The Sony Xperia S is an Android-based smartphone, with a 4.3 inch screen, powered by a 1.5Ghz dual core processor, 1GB of RAM, and 32GB of internal storage.
The device features a 12.1 megapixel front camera, capable of 1080p video recording, and a 1.3 megapixel rear camera at 720p resolution.
Connectivity-wise, the device features a micro-USB port, an HDMI 2.0 port and the usual audio jack, while it also features WiFi, Bluetooth and NFC.
What’s the consensus?
One of the first things users will notice about the Xperia S is the plastic bar that runs across the phone at the bottom. The bar features LED lights, but as some reviewers point out, it doesn’t necessarily make the phone look any better.
At Engadget, while the publication says it enjoys the bar, “it makes the device feel longer than it needs to be”.
And there are also some problems with the appearance of the device, with the publication noting there are various seams around the plastic, port covers, and around the screen as well. These gaps can introduce dust, and can also cause port covers to open.
“There’s an issue with the navigation buttons too. The touch-sensitive spots for Back, Home and Options are nowhere near their corresponding icons in the translucent bar, and they’re unmarked, save for three barely visible silver dots,” it says.
Thankfully, inside the phone is a different story. Over at CNET the publication points out the decision to use a dual-core processor keeps it on par with other phones of its calibre.
“We have encountered a few small pauses in performance across the user experience, but nothing that really holds this phone back. It doesn’t feel like the latest and greatest, but it certainly runs smoothly,” it points out.
Battery life was fine, it said, although noted this was a standard it “hoped to see superseded”.
One of the most impressive features, CNET said, was the camera. With the 12-megapixel rear lens, it’s one of the better cameras on the market, and CNET said photos look great on the screen – although have some noise on larger displays.
Part of the problem with Android phones is the manufacturer can include their own software. Thankfully, TechRadar points out Sony has given users “some nice new widgets to play with”, including photo frames and music controls.
“That Bravia screen really adds to the experience and everything just looks crisp and fresh. Definitely a plus for Sony here and we would go so far as to say that this is as good as Apple’s Retina display. This has to be seen to be believed.”
It did, however, note that unlike the Galaxy S2, there isn’t an option to open the Notification Bar by pulling down, or some other small features.
“It’s not a big issue as there is a toggle widget on another homescreen but we are fans of the HTC Sense/Samsung Galaxy way of doing it.”
Who’s it for?

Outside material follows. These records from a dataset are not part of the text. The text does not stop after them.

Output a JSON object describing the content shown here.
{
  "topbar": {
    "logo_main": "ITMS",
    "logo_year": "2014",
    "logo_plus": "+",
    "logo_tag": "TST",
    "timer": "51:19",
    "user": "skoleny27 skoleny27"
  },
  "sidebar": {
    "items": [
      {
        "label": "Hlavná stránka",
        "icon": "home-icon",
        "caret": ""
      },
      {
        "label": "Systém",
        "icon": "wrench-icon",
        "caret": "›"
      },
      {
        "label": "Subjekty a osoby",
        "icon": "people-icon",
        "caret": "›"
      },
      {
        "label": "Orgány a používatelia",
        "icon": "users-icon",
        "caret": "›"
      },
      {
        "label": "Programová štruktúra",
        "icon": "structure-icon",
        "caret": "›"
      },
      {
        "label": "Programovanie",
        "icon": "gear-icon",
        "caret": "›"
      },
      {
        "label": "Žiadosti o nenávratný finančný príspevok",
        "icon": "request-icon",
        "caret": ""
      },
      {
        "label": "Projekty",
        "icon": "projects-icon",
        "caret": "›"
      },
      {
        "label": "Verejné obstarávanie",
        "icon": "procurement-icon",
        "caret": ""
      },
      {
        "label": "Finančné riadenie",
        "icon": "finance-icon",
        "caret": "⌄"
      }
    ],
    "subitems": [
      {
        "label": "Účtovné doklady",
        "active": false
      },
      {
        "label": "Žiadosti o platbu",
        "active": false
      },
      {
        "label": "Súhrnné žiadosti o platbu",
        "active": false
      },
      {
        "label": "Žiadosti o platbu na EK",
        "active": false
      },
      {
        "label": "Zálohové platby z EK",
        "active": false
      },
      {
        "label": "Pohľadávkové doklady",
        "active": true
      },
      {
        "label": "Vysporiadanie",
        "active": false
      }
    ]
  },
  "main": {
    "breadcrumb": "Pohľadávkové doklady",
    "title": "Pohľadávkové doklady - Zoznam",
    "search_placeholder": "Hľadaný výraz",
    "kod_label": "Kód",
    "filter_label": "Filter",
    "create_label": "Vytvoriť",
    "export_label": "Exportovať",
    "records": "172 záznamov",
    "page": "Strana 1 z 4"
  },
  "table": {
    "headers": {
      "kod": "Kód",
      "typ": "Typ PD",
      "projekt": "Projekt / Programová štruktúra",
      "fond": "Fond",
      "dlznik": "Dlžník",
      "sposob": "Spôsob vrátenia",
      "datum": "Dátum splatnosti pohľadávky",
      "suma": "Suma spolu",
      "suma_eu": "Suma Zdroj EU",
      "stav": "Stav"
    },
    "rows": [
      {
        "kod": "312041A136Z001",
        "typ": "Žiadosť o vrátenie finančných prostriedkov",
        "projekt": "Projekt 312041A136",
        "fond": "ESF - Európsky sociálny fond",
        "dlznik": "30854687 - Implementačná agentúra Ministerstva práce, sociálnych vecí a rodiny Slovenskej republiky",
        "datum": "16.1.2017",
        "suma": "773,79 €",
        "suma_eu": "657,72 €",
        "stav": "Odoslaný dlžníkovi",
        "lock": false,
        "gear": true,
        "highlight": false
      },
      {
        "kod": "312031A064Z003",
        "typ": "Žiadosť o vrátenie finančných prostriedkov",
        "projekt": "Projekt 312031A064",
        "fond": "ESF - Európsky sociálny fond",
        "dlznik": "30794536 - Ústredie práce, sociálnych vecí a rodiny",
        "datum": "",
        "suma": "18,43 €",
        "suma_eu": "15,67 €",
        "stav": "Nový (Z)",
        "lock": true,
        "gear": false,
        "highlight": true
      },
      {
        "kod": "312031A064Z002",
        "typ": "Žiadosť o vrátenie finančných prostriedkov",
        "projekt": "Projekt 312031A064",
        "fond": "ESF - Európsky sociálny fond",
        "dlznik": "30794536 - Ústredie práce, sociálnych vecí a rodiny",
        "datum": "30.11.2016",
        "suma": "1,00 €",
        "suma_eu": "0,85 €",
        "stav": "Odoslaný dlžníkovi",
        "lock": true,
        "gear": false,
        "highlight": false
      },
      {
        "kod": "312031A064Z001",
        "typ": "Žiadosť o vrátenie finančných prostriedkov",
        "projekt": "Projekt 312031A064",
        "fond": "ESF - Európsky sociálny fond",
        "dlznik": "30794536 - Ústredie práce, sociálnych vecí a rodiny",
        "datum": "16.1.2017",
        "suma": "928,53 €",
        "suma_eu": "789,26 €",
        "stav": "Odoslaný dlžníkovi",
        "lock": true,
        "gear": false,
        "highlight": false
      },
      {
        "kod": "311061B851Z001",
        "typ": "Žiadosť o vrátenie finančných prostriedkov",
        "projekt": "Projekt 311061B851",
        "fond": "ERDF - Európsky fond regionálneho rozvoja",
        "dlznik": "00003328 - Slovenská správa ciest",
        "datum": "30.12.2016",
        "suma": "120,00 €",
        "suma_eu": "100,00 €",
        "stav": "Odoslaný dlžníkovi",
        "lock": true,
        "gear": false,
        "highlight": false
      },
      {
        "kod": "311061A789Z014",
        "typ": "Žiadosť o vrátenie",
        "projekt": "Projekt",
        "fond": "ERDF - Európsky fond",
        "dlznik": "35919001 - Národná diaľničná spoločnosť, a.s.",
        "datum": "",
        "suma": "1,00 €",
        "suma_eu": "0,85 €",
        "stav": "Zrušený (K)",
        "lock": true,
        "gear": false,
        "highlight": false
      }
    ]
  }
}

The Xperia S is a great phone for consuming media. If you’re taking pictures, or watching video, then it’s a great pick that will make all of those media-related activities much easier.
But if you’re a business user, and you have some specific things you like in a smartphone, it may be a little less cut and dry. This is by no means a bad choice for a smartphone, but it’s for a very specific type of user – try it out before you make a full decision.